● **Task requirements**: Below is a listing to write out in full, exactly as given, without its pictures.

● **Data**:
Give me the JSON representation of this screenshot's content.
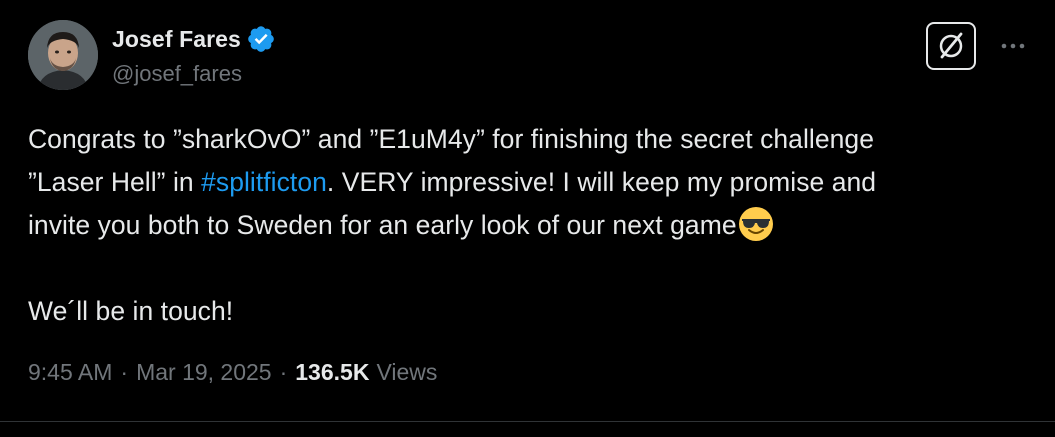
{
  "author": {
    "name": "Josef Fares",
    "handle": "@josef_fares",
    "verified": true
  },
  "tweet": {
    "line1": "Congrats to ”sharkOvO” and ”E1uM4y” for finishing the secret challenge",
    "line2_before": "”Laser Hell” in ",
    "hashtag": "#splitficton",
    "line2_after": ". VERY impressive! I will keep my promise and",
    "line3": "invite you both to Sweden for an early look of our next game",
    "emoji": "smiling-face-with-sunglasses",
    "line4": "We´ll be in touch!"
  },
  "meta": {
    "time": "9:45 AM",
    "separator1": "·",
    "date": "Mar 19, 2025",
    "separator2": "·",
    "views_count": "136.5K",
    "views_label": "Views"
  },
  "icons": {
    "verified": "verified-badge-icon",
    "grok": "grok-icon",
    "more": "more-dots-icon"
  },
  "colors": {
    "background": "#000000",
    "text": "#e7e9ea",
    "secondary": "#71767b",
    "link": "#1d9bf0",
    "verified": "#1d9bf0"
  }
}
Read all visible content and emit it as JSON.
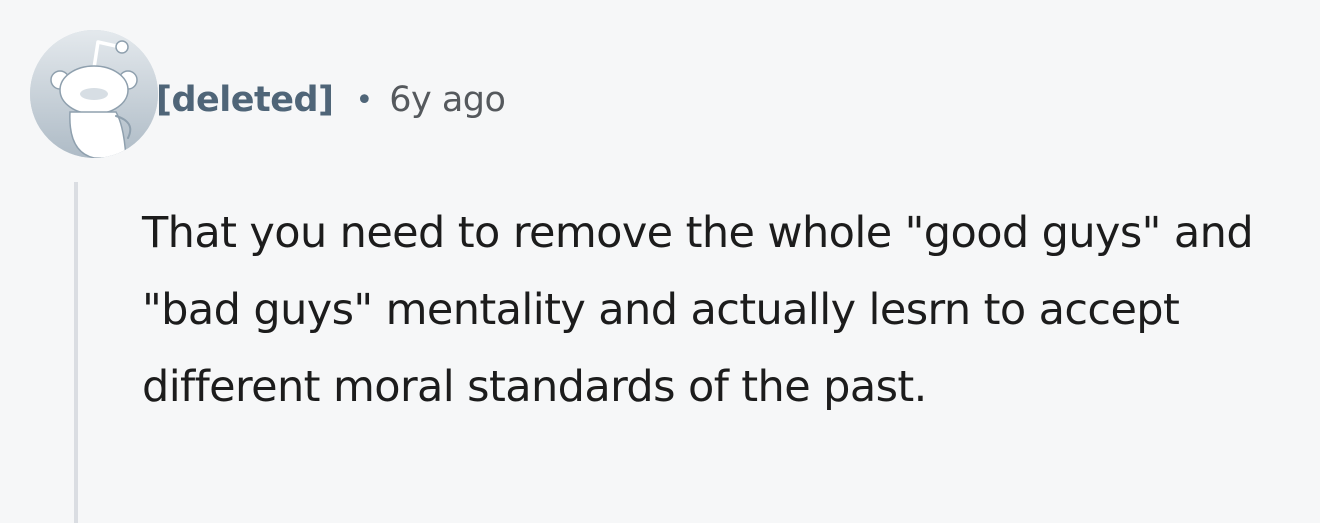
{
  "comment": {
    "author": "[deleted]",
    "separator": "•",
    "timestamp": "6y ago",
    "body": "That you need to remove the whole \"good guys\" and \"bad guys\" mentality and actually lesrn to accept different moral standards of the past."
  },
  "avatar": {
    "icon": "deleted-user-snoo-icon",
    "background_color": "#c8d2db",
    "figure_color": "#ffffff"
  },
  "colors": {
    "page_background": "#f6f7f8",
    "author_text": "#4f6578",
    "meta_text": "#55595d",
    "body_text": "#1c1c1c",
    "thread_line": "#dadde2"
  }
}
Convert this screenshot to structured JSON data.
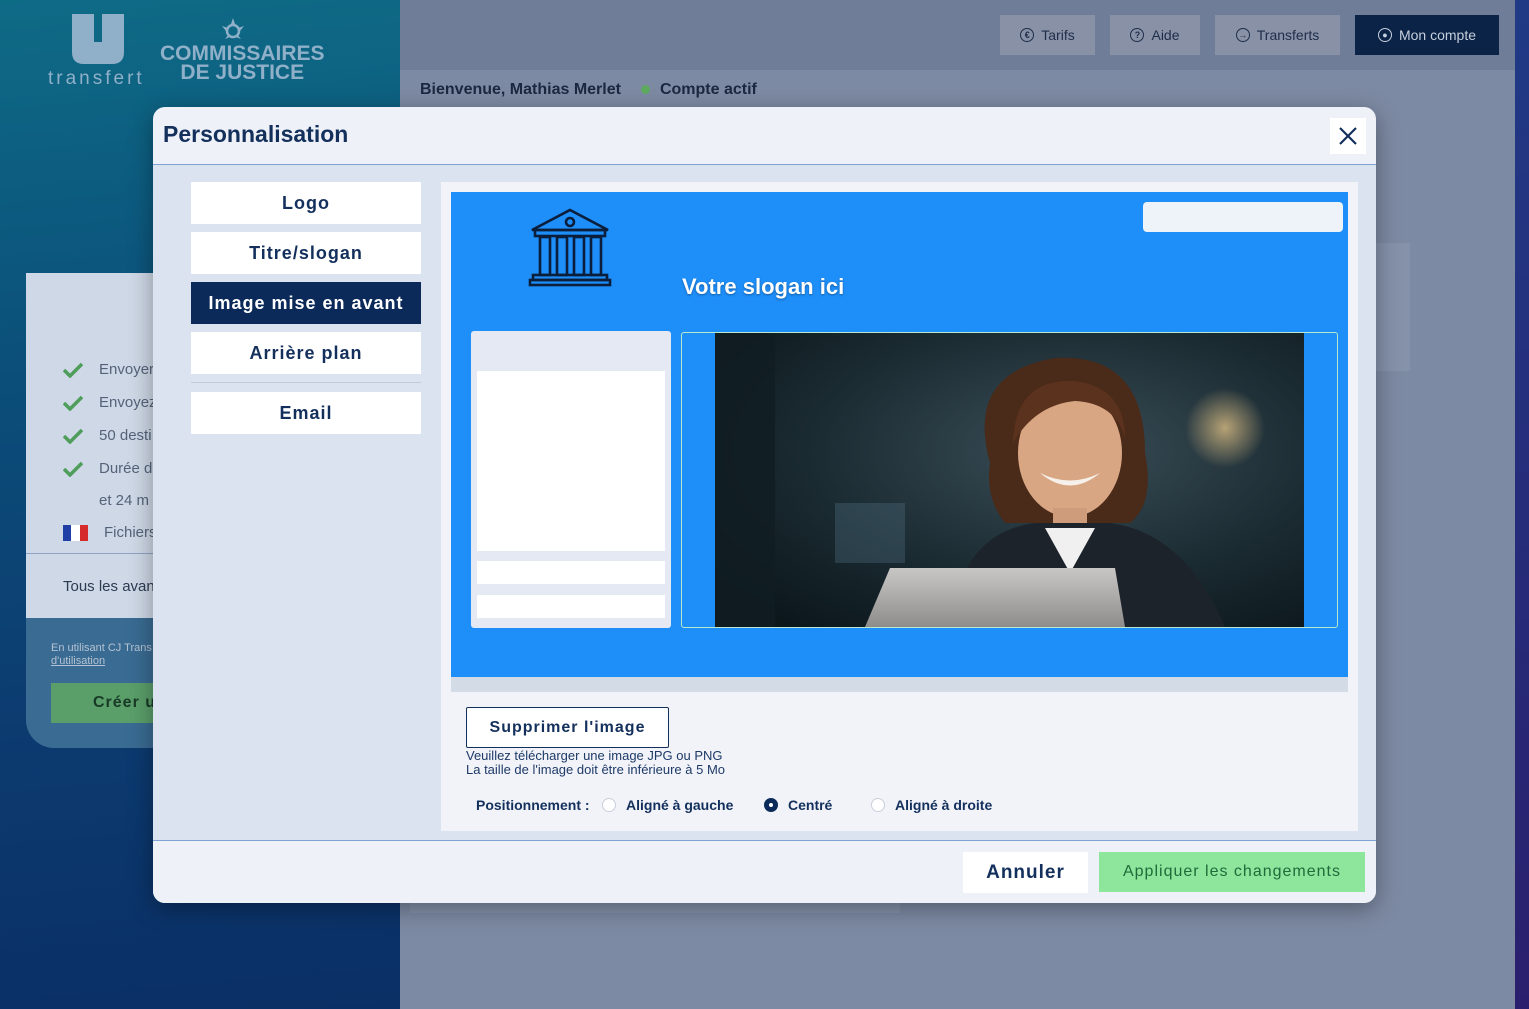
{
  "brand": {
    "logo_word": "transfert",
    "partner_line1": "COMMISSAIRES",
    "partner_line2": "DE JUSTICE"
  },
  "top_nav": {
    "tarifs": "Tarifs",
    "aide": "Aide",
    "transferts": "Transferts",
    "mon_compte": "Mon compte"
  },
  "welcome": {
    "greeting": "Bienvenue, Mathias Merlet",
    "status": "Compte actif",
    "status_color": "#5eaa5e"
  },
  "plan": {
    "features": [
      "Envoyer",
      "Envoyez",
      "50 desti",
      "Durée d",
      "et 24 m",
      "Fichiers"
    ],
    "footer": "Tous les avan"
  },
  "terms": {
    "line1": "En utilisant CJ Trans",
    "link": "d'utilisation",
    "create_button": "Créer u"
  },
  "modal": {
    "title": "Personnalisation",
    "nav": [
      "Logo",
      "Titre/slogan",
      "Image mise en avant",
      "Arrière plan",
      "Email"
    ],
    "active_nav": "Image mise en avant",
    "preview": {
      "slogan": "Votre slogan ici",
      "background_color": "#1e8ef8"
    },
    "remove_image": "Supprimer l'image",
    "hint_line1": "Veuillez télécharger une image JPG ou PNG",
    "hint_line2": "La taille de l'image doit être inférieure à 5 Mo",
    "positioning_label": "Positionnement :",
    "positions": [
      "Aligné à gauche",
      "Centré",
      "Aligné à droite"
    ],
    "selected_position": "Centré",
    "cancel": "Annuler",
    "apply": "Appliquer les changements",
    "apply_color": "#8ee69c"
  }
}
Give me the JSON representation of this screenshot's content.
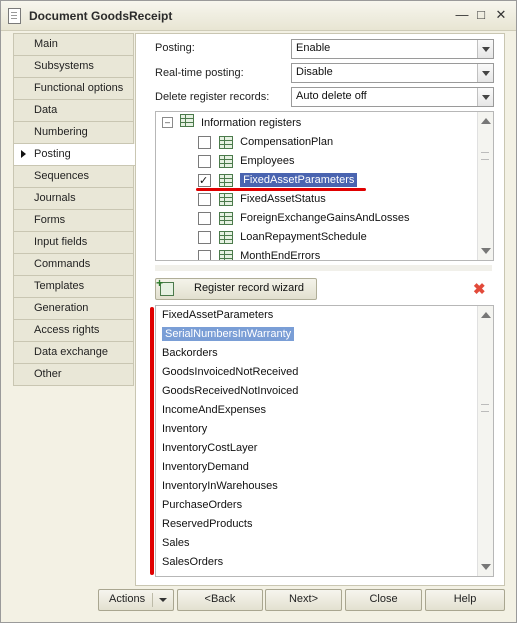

● **Response area**:
Give me the JSON representation of this screenshot's content.
{
  "author": {
    "name": "Josef Fares",
    "handle": "@josef_fares",
    "verified": true
  },
  "tweet": {
    "line1": "Congrats to ”sharkOvO” and ”E1uM4y” for finishing the secret challenge",
    "line2_before": "”Laser Hell” in ",
    "hashtag": "#splitficton",
    "line2_after": ". VERY impressive! I will keep my promise and",
    "line3": "invite you both to Sweden for an early look of our next game",
    "emoji": "smiling-face-with-sunglasses",
    "line4": "We´ll be in touch!"
  },
  "meta": {
    "time": "9:45 AM",
    "separator1": "·",
    "date": "Mar 19, 2025",
    "separator2": "·",
    "views_count": "136.5K",
    "views_label": "Views"
  },
  "icons": {
    "verified": "verified-badge-icon",
    "grok": "grok-icon",
    "more": "more-dots-icon"
  },
  "colors": {
    "background": "#000000",
    "text": "#e7e9ea",
    "secondary": "#71767b",
    "link": "#1d9bf0",
    "verified": "#1d9bf0"
  }
}
Read all visible content and emit it as JSON.
{
  "comment": {
    "author": "[deleted]",
    "separator": "•",
    "timestamp": "6y ago",
    "body": "That you need to remove the whole \"good guys\" and \"bad guys\" mentality and actually lesrn to accept different moral standards of the past."
  },
  "avatar": {
    "icon": "deleted-user-snoo-icon",
    "background_color": "#c8d2db",
    "figure_color": "#ffffff"
  },
  "colors": {
    "page_background": "#f6f7f8",
    "author_text": "#4f6578",
    "meta_text": "#55595d",
    "body_text": "#1c1c1c",
    "thread_line": "#dadde2"
  }
}
Convert this screenshot to structured JSON data.
{
  "brand": {
    "logo_word": "transfert",
    "partner_line1": "COMMISSAIRES",
    "partner_line2": "DE JUSTICE"
  },
  "top_nav": {
    "tarifs": "Tarifs",
    "aide": "Aide",
    "transferts": "Transferts",
    "mon_compte": "Mon compte"
  },
  "welcome": {
    "greeting": "Bienvenue, Mathias Merlet",
    "status": "Compte actif",
    "status_color": "#5eaa5e"
  },
  "plan": {
    "features": [
      "Envoyer",
      "Envoyez",
      "50 desti",
      "Durée d",
      "et 24 m",
      "Fichiers"
    ],
    "footer": "Tous les avan"
  },
  "terms": {
    "line1": "En utilisant CJ Trans",
    "link": "d'utilisation",
    "create_button": "Créer u"
  },
  "modal": {
    "title": "Personnalisation",
    "nav": [
      "Logo",
      "Titre/slogan",
      "Image mise en avant",
      "Arrière plan",
      "Email"
    ],
    "active_nav": "Image mise en avant",
    "preview": {
      "slogan": "Votre slogan ici",
      "background_color": "#1e8ef8"
    },
    "remove_image": "Supprimer l'image",
    "hint_line1": "Veuillez télécharger une image JPG ou PNG",
    "hint_line2": "La taille de l'image doit être inférieure à 5 Mo",
    "positioning_label": "Positionnement :",
    "positions": [
      "Aligné à gauche",
      "Centré",
      "Aligné à droite"
    ],
    "selected_position": "Centré",
    "cancel": "Annuler",
    "apply": "Appliquer les changements",
    "apply_color": "#8ee69c"
  }
}
Give me the JSON representation of this screenshot's content.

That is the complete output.